  • Title case / Helvetica 24. One line only. October 2013 Smartphone & Tablet Games: by the numbers Simon Podd, Director Sales EMEA @FlurryMobile @FlurryMobile
  • Title case / Helvetica 24. One line only.
  • Increasingly, mobile means global Title case / Helvetica 24. One line only. Source: Nielsen- State of the App Nation 2012 Report and June 2013 Cross Platform Report
  • Size Matters for Connected Devices Title case / Helvetica 24. One line only.
  • Tablets are Gaming Devices Title case / Helvetica 24. One line only.
  • Title case / Helvetica 24. One line only. Genre Usage and Demographics @flurrymobile
  • Top Free iOS Games – Genre Demographics Title case / Helvetica 24. One line only. @flurrymobile Source: Flurry Analytics
  • Top Free iOS Games – Genre Groups by User “Relationship” Title case / Helvetica 24. One line only. @flurrymobile Source: Flurry Analytics
  • Top Free iOS Games – Genre Groups’ Usage Genre Group Sessions Minutes = Total Minutes per Month X per Month per Session Title case / Helvetica 24. One line only. 345 Infatuated 63 5.5 Committe d 37 5.3 Going Steady 15 5.1 76 Playing 11 6.5 71 195 - @flurrymobile 200 400 Source: Flurry Analytics
  • Top Free iOS Games – Usage by Device Device Sessions per Month X Minutes = Total Minutes per Month per Session Title case / Helvetica 24. One line only.
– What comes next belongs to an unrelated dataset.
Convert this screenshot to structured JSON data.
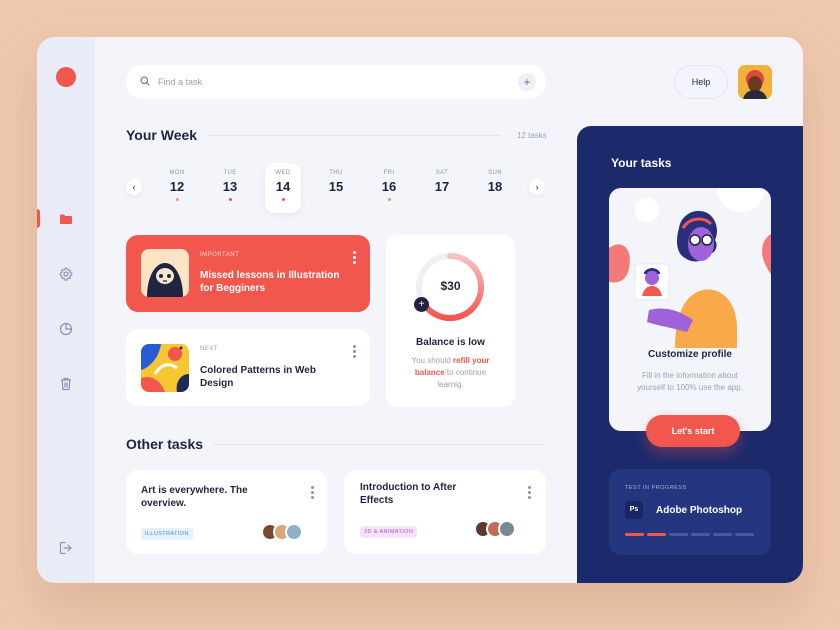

Tablet 20 Phone 26 138 7.0 4.7 119 - @flurrymobile 50 100 150 Source: Flurry Analytics
  • Top Free iOS Games – Genre Usage by Device Minutes per Month 500 400 +7% +32% 300 Title case / Helvetica 24. One line only. +34% Phone Tablet +16% 200 100 -4% - -17% -51% Note: only top performing free games included in analysis @flurrymobile Source: Flurry Analytics
  • Takeaways 1. Understand the relationship users have with your genre Title case / Helvetica 24. One line only. 2. Build for genres that you can effectively service 3. Consider device prioritization on a genre-by-genre basis 4. Utilize audience and device targeting in user acquisition 5. Design retention tactics around predictable usage patterns 6. Regardless of genre you can monetize aggressively @flurrymobile
  • Title case / Helvetica 24. One line only. October 2013 Thank you! simon.podd@flurry.com @FlurryMobile @FlurryMobile